Tier 2 capital is a bank's supplementary capital. Undisclosed reserves, subordinated term debts, hybrid financial products, and other items make up these funds.
A bank's total capital is calculated by adding its tier 1 and tier 2 capital together. Regulators use the capital ratio to determine and rank a bank's capital adequacy.
Tier 1 Capital
Tier 1 capital consists of shareholders' equity and retained earnings—disclosed on their financial statements—and is a primary indicator to measure a bank's financial health. These funds come into play when a bank must absorb losses without ceasing business operations.

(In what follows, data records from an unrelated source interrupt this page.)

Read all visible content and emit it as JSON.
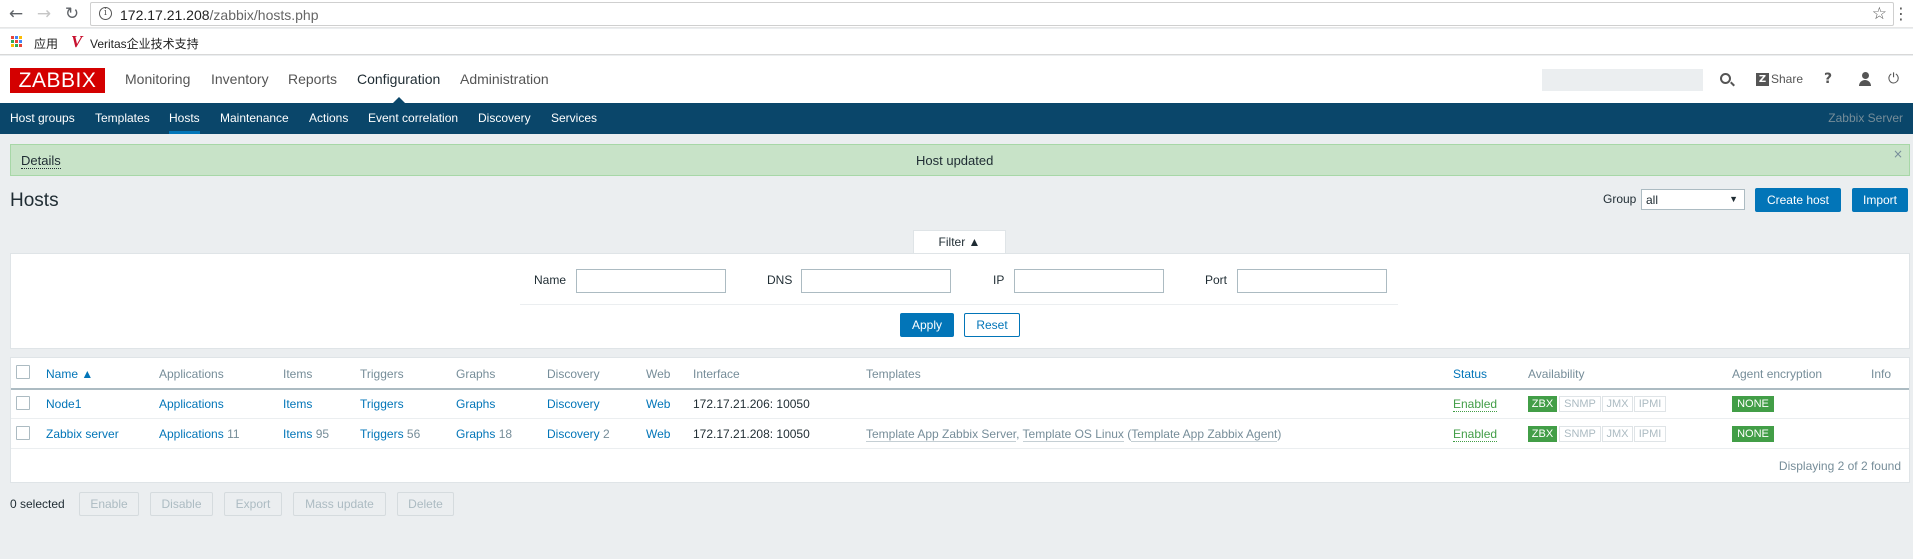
{
  "browser": {
    "url_host": "172.17.21.208",
    "url_path": "/zabbix/hosts.php",
    "bookmarks": [
      "应用",
      "Veritas企业技术支持"
    ]
  },
  "header": {
    "logo": "ZABBIX",
    "menu": [
      "Monitoring",
      "Inventory",
      "Reports",
      "Configuration",
      "Administration"
    ],
    "selected_menu": "Configuration",
    "share_label": "Share",
    "search_placeholder": ""
  },
  "subnav": {
    "items": [
      "Host groups",
      "Templates",
      "Hosts",
      "Maintenance",
      "Actions",
      "Event correlation",
      "Discovery",
      "Services"
    ],
    "active": "Hosts",
    "server": "Zabbix Server"
  },
  "message": {
    "details": "Details",
    "text": "Host updated",
    "close": "×"
  },
  "page": {
    "title": "Hosts",
    "group_label": "Group",
    "group_value": "all",
    "create_host": "Create host",
    "import": "Import"
  },
  "filter": {
    "tab_label": "Filter ▲",
    "fields": [
      "Name",
      "DNS",
      "IP",
      "Port"
    ],
    "apply": "Apply",
    "reset": "Reset"
  },
  "table": {
    "headers": [
      "Name ▲",
      "Applications",
      "Items",
      "Triggers",
      "Graphs",
      "Discovery",
      "Web",
      "Interface",
      "Templates",
      "Status",
      "Availability",
      "Agent encryption",
      "Info"
    ],
    "rows": [
      {
        "name": "Node1",
        "applications": "Applications",
        "applications_count": "",
        "items": "Items",
        "items_count": "",
        "triggers": "Triggers",
        "triggers_count": "",
        "graphs": "Graphs",
        "graphs_count": "",
        "discovery": "Discovery",
        "discovery_count": "",
        "web": "Web",
        "interface": "172.17.21.206: 10050",
        "templates": "",
        "status": "Enabled",
        "availability": [
          "ZBX",
          "SNMP",
          "JMX",
          "IPMI"
        ],
        "encryption": "NONE"
      },
      {
        "name": "Zabbix server",
        "applications": "Applications",
        "applications_count": "11",
        "items": "Items",
        "items_count": "95",
        "triggers": "Triggers",
        "triggers_count": "56",
        "graphs": "Graphs",
        "graphs_count": "18",
        "discovery": "Discovery",
        "discovery_count": "2",
        "web": "Web",
        "interface": "172.17.21.208: 10050",
        "templates": "Template App Zabbix Server, Template OS Linux (Template App Zabbix Agent)",
        "template_1": "Template App Zabbix Server",
        "template_2": "Template OS Linux",
        "template_3": "Template App Zabbix Agent",
        "status": "Enabled",
        "availability": [
          "ZBX",
          "SNMP",
          "JMX",
          "IPMI"
        ],
        "encryption": "NONE"
      }
    ],
    "footer": "Displaying 2 of 2 found"
  },
  "actions": {
    "selected": "0 selected",
    "buttons": [
      "Enable",
      "Disable",
      "Export",
      "Mass update",
      "Delete"
    ]
  },
  "colors": {
    "brand_red": "#d40000",
    "nav_blue": "#0a466a",
    "link_blue": "#0275b8",
    "status_green": "#429e47",
    "message_bg": "#c8e3c8"
  }
}
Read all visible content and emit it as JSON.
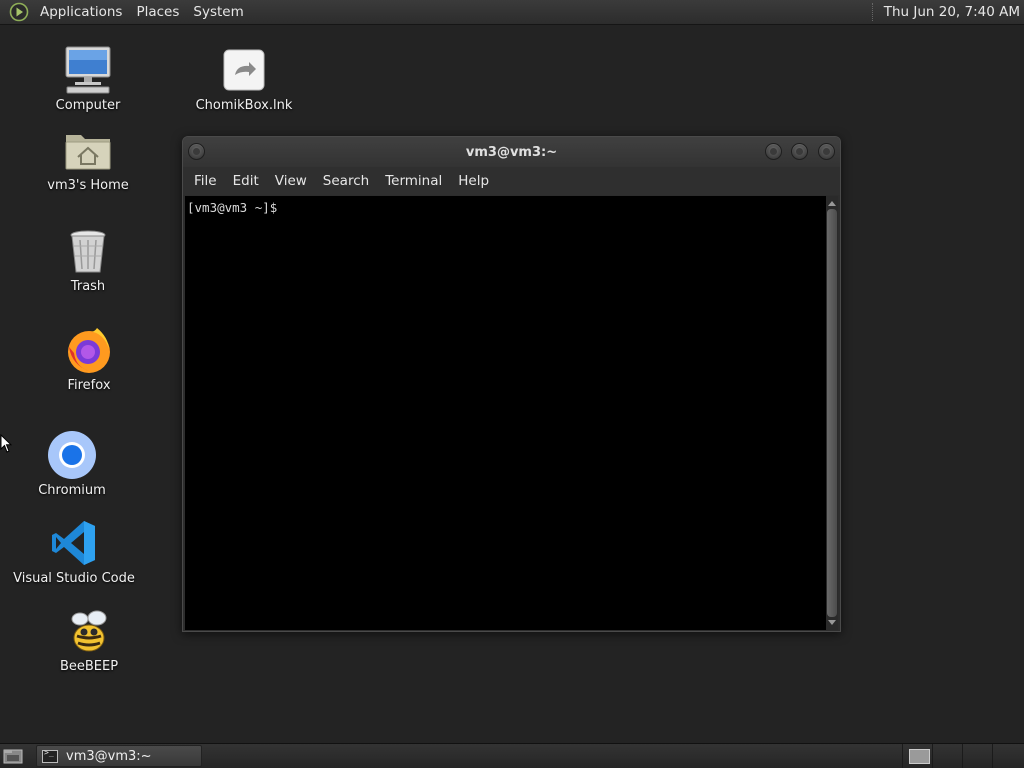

Tier 1 capital is the primary funding source of the bank. Typically, it holds nearly all of the bank's accumulated funds. These funds are generated specifically to support banks when losses are absorbed so that regular business functions do not have to be shut down.
Under Basel III, the minimum tier 1 capital ratio is 10.5%, which is calculated by dividing the bank's tier 1 capital by its total risk-weighted assets (RWA). RWA measures a bank's exposure to credit risk from the loans it underwrites.
For example, assume there a financial institution has US$200 billion in total tier 1 assets. They have a risk-weighted asset value of 1.2 trillion. To calculate the capital ratio, they divide $200 billion by $1.2 trillion in risk for a capital ratio of 16.66%, well above the Basel III requirements.
Also, there are further requirements on sources of the tier 1 funds to ensure they are available when the bank needs to use them.
Tier 2 Capital
Tier 2 capital includes undisclosed funds that do not appear on a bank's financial statements, revaluation reserves, hybrid capital instruments, subordinated term debt—also known as junior debt securities—and general loan-loss, or uncollected, reserves. Revalued reserves is an accounting method that recalculates the current value of a holding that is higher than what it was originally recorded as such as with real estate. Hybrid capital instruments are securities such as convertible bonds that have both equity and debt qualities.
Tier 2 capital is supplementary capital because it is less reliable than tier 1 capital. It is more difficult to accurately measure due to its composition of assets that are difficult to liquidate. Often banks will split these funds into upper and lower level pools depending on the characteristics of the individual asset.
In 2019, under Basel III, the minimum total capital ratio is 12.9%, which indicates the minimum tier 2 capital ratio is 2%, as opposed to 10.9% for the tier 1 capital ratio. Assume that same bank reported tier 2 capital of $32.526 billion. Its tier 2 capital ratio for the quarter was $32.526 billion / $1.243 trillion = 2.62%. Thus, its total capital ratio was 16.8%(14.18% + 2.62%). Under Basel III, the bank met the minimum total capital ratio of 12.9%.
- Under Basel III, a bank's tier 1 and tier 2 assets must be at least 10.5% of its risk-weighted assets, up from 8% under Basel II.
- Tier 1 capital is the primary funding source of the bank.
- Tier 1 capital consists of shareholders' equity and retained earnings.
- Tier 2 capital includes revaluation reserves, hybrid capital instruments and subordinated term debt, general loan-loss reserves, and undisclosed reserves.
- Tier 2 capital is considered less reliable than Tier 1 capital because it is more difficult to accurately calculate and more difficult to liquidate.